WHAT IS REQUIRED: Check each line of the data for the string "icon". Report how many have it, and give nothing else.

########################################

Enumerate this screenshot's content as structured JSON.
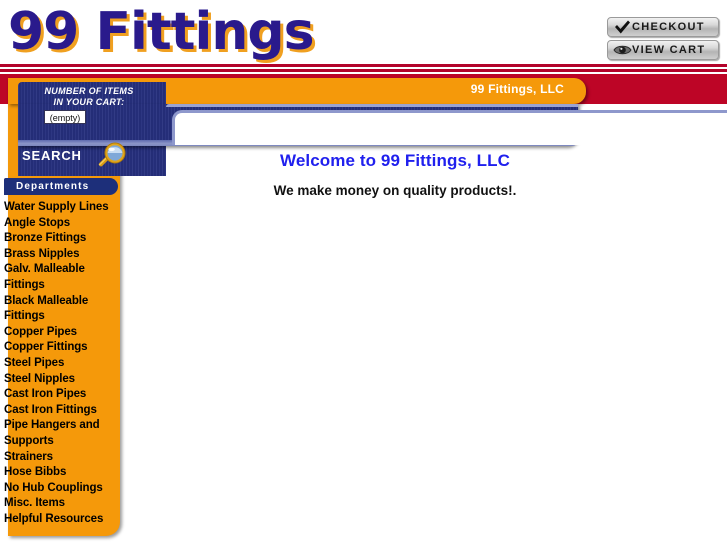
{
  "header": {
    "logo_text": "99 Fittings",
    "logo_color": "#2a1a8c",
    "logo_shadow_color": "#f0a020"
  },
  "top_buttons": [
    {
      "label": "CHECKOUT",
      "icon": "checkmark-icon"
    },
    {
      "label": "VIEW CART",
      "icon": "eye-icon"
    }
  ],
  "banner": {
    "company_name": "99 Fittings, LLC",
    "orange_color": "#f5990a",
    "red_color": "#bd0526",
    "blue_color": "#26307e"
  },
  "cart": {
    "label_line1": "NUMBER OF ITEMS",
    "label_line2": "IN YOUR CART:",
    "value": "(empty)"
  },
  "search": {
    "label": "SEARCH",
    "icon": "magnifying-glass-icon"
  },
  "departments": {
    "header": "Departments",
    "items": [
      {
        "label": "Water Supply Lines"
      },
      {
        "label": "Angle Stops"
      },
      {
        "label": "Bronze Fittings"
      },
      {
        "label": "Brass Nipples"
      },
      {
        "label": "Galv. Malleable Fittings"
      },
      {
        "label": "Black Malleable Fittings"
      },
      {
        "label": "Copper Pipes"
      },
      {
        "label": "Copper Fittings"
      },
      {
        "label": "Steel Pipes"
      },
      {
        "label": "Steel Nipples"
      },
      {
        "label": "Cast Iron Pipes"
      },
      {
        "label": "Cast Iron Fittings"
      },
      {
        "label": "Pipe Hangers and Supports"
      },
      {
        "label": "Strainers"
      },
      {
        "label": "Hose Bibbs"
      },
      {
        "label": "No Hub Couplings"
      },
      {
        "label": "Misc. Items"
      },
      {
        "label": "Helpful Resources"
      }
    ]
  },
  "main": {
    "title": "Welcome to 99 Fittings, LLC",
    "subtitle": "We make money on quality products!."
  }
}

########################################

SOLUTION TO THE EXERCISE: 3